(Entries taken from a collection)
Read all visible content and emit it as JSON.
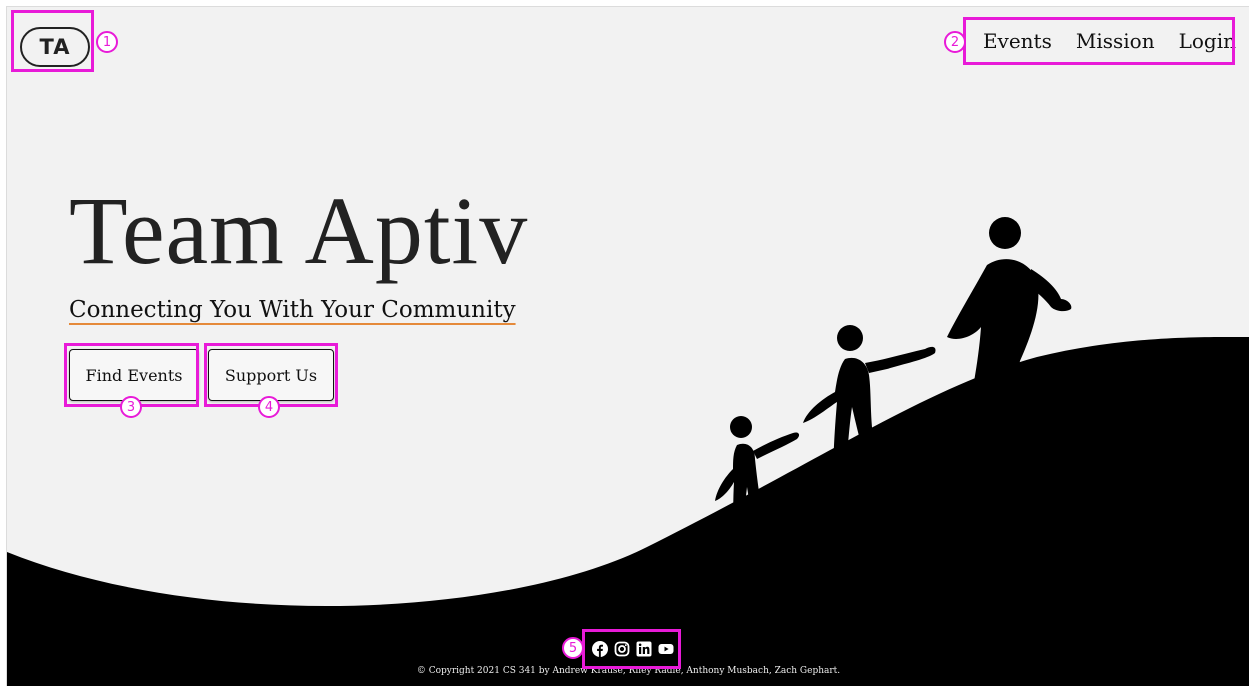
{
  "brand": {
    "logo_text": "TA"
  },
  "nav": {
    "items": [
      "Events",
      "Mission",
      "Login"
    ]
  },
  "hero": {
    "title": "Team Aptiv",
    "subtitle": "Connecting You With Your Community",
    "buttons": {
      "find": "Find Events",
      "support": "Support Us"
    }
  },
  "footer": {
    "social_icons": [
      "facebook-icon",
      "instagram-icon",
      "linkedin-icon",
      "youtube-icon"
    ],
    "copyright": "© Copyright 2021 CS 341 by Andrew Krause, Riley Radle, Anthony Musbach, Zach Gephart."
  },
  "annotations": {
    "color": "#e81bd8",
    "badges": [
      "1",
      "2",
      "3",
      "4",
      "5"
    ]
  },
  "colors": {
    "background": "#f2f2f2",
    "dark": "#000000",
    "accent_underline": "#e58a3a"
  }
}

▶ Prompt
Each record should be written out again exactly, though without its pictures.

▶ Reply to the task
Read all visible content and emit it as JSON.
{
  "brand": {
    "logo_text": "TA"
  },
  "nav": {
    "items": [
      "Events",
      "Mission",
      "Login"
    ]
  },
  "hero": {
    "title": "Team Aptiv",
    "subtitle": "Connecting You With Your Community",
    "buttons": {
      "find": "Find Events",
      "support": "Support Us"
    }
  },
  "footer": {
    "social_icons": [
      "facebook-icon",
      "instagram-icon",
      "linkedin-icon",
      "youtube-icon"
    ],
    "copyright": "© Copyright 2021 CS 341 by Andrew Krause, Riley Radle, Anthony Musbach, Zach Gephart."
  },
  "annotations": {
    "color": "#e81bd8",
    "badges": [
      "1",
      "2",
      "3",
      "4",
      "5"
    ]
  },
  "colors": {
    "background": "#f2f2f2",
    "dark": "#000000",
    "accent_underline": "#e58a3a"
  }
}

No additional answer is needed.